Jennifer Taylor provides fresh insight on the minority of women in computer science by looking at causes of The Decline of Women in Computer Science from 1940-1982. From the pioneering work of Ada Lovelace as the first programmer for the difference engine in the 1800s to those who worked as human computers in the early 20th century to the group who programmed the first computing machine to support the war effort In the 1940s, women played a significant role in the nascent field of computer science.
“The rationale for selecting female programmers was partly due to the scarcity of qualified male labor during the war, but another significant factor was the expectation that women would be uniquely suited to this position, which demanded great ‘patience, persistence, and a capacity for detail’ – qualities that many employers attributed to the feminine sex.” (Taylor references Denise W. Gruer, “Pioneering Women in Computer Science,” 1, from the Adele Mildred Koss papers, 1993-1998, 1 folder, Schlesinger Library)
Despite this auspicious beginning, the participation of women in computer science declined steadily from the 1940s to the early 1980s. One factor that Taylor identifies is the association of computer science with engineering schools. Unlike the hard sciences and mathematics, the engineering discipline was particularly hostile to women. While noting that degrees awarded to women in computer science grew from the 1960s to the 1980s, Taylor points out the overall low participation of women in the field, relative to its beginnings in the 1940s.

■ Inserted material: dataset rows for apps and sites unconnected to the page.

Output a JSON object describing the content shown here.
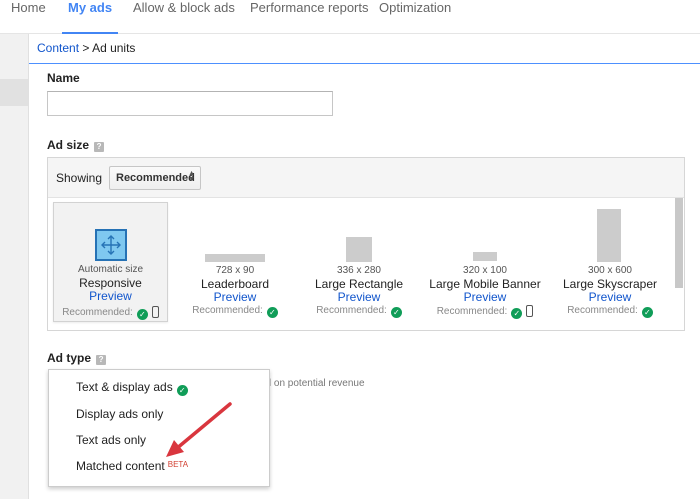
{
  "nav": {
    "tabs": [
      {
        "label": "Home"
      },
      {
        "label": "My ads"
      },
      {
        "label": "Allow & block ads"
      },
      {
        "label": "Performance reports"
      },
      {
        "label": "Optimization"
      }
    ],
    "active": "My ads"
  },
  "breadcrumb": {
    "root": "Content",
    "separator": ">",
    "current": "Ad units"
  },
  "form": {
    "name_label": "Name",
    "name_value": "",
    "ad_size_label": "Ad size",
    "help_glyph": "?",
    "showing_label": "Showing",
    "showing_value": "Recommended",
    "ad_type_label": "Ad type"
  },
  "ad_sizes": [
    {
      "dims": "Automatic size",
      "title": "Responsive",
      "preview": "Preview",
      "recommended": "Recommended:",
      "mobile": true,
      "selected": true
    },
    {
      "dims": "728 x 90",
      "title": "Leaderboard",
      "preview": "Preview",
      "recommended": "Recommended:",
      "mobile": false,
      "selected": false
    },
    {
      "dims": "336 x 280",
      "title": "Large Rectangle",
      "preview": "Preview",
      "recommended": "Recommended:",
      "mobile": false,
      "selected": false
    },
    {
      "dims": "320 x 100",
      "title": "Large Mobile Banner",
      "preview": "Preview",
      "recommended": "Recommended:",
      "mobile": true,
      "selected": false
    },
    {
      "dims": "300 x 600",
      "title": "Large Skyscraper",
      "preview": "Preview",
      "recommended": "Recommended:",
      "mobile": false,
      "selected": false
    }
  ],
  "ad_type": {
    "options": [
      {
        "label": "Text & display ads",
        "recommended": true
      },
      {
        "label": "Display ads only",
        "recommended": false
      },
      {
        "label": "Text ads only",
        "recommended": false
      },
      {
        "label": "Matched content",
        "badge": "BETA",
        "recommended": false
      }
    ],
    "partial_note": "ed on potential revenue"
  },
  "colors": {
    "accent": "#4285f4",
    "link": "#1155cc",
    "check": "#109d58",
    "annotation_arrow": "#d9363e"
  },
  "icons": {
    "help": "help-icon",
    "check": "check-icon",
    "mobile": "phone-icon",
    "resize": "resize-arrows-icon",
    "dropdown": "up-down-arrows-icon"
  }
}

The contrast between Taylor’s thesis and the chart above is not adequately explained. It is interesting to note the sharp decline in women in CS from 1966 to 1967. I wish I had the source data from this graph, but the early data set my be so small so that the decline is not significant. There were only a few universities which had computer science departments in the mid-60s. (Purdue University had the first in 1962, followed by Stanford University and Carnegie Mellon University (CMU) in 1965. However, I think Taylor’s point is that the number of women in the field declined after the war from a majority of women programmers to a small minority. The increase in women from the mid-70s to the mid-80s merits further study. If we could replicate such a phenomenon, we could create a more balanced environment in the field.

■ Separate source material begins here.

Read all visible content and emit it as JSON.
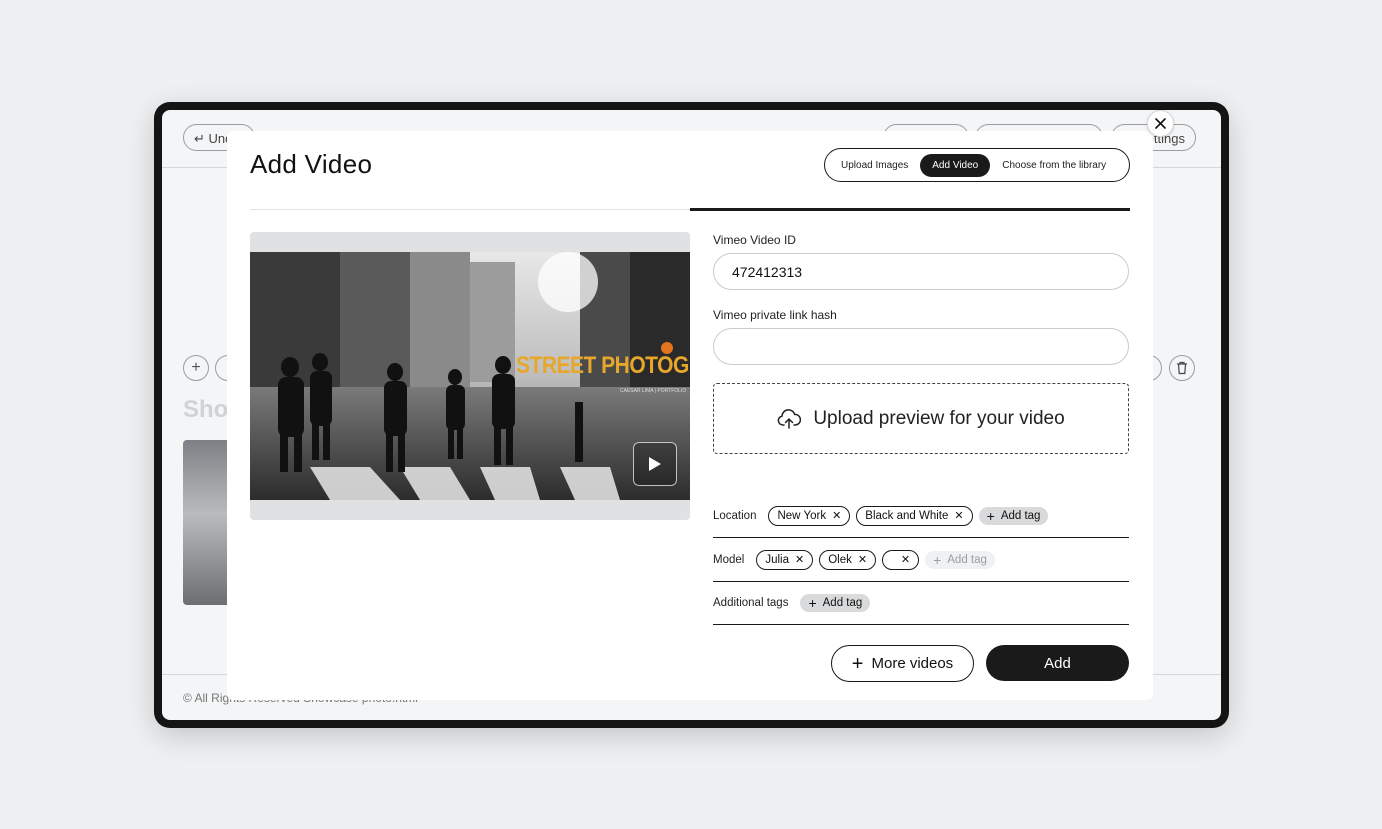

The whole article is worth reading for it includes a number of interesting historical quotes and offers a rare insight into the early beginnings of computer software development. I’ll quote the conclusion below:
It is doubtless the case that there are more nuances to the masculinization of computing than what could be covered by this short analysis, but the main components of the transition seem clear – that the early advantage of women in computing was largely diminished by a post-war society trying to return to “normalcy,” that the establishment of male-dominated academic and corporate structures marginalized women’s working habits and culture, and that the ubiquity of computing in the home triggered early gender socialization of computers as being a male domain. The positive outcome of this history, however, is the strong evidence that computing is not inherently a male domain, that it is indeed a socially constructed stereotype, and that women’s interests and technical capabilities are not a matter of “innate” differences. The historic accomplishments of the generations past are proof that women can succeed in computing, and understanding the forces that caused their decline is the first step toward fixing the today’s continuing gender inequalities in computer science.
read the original article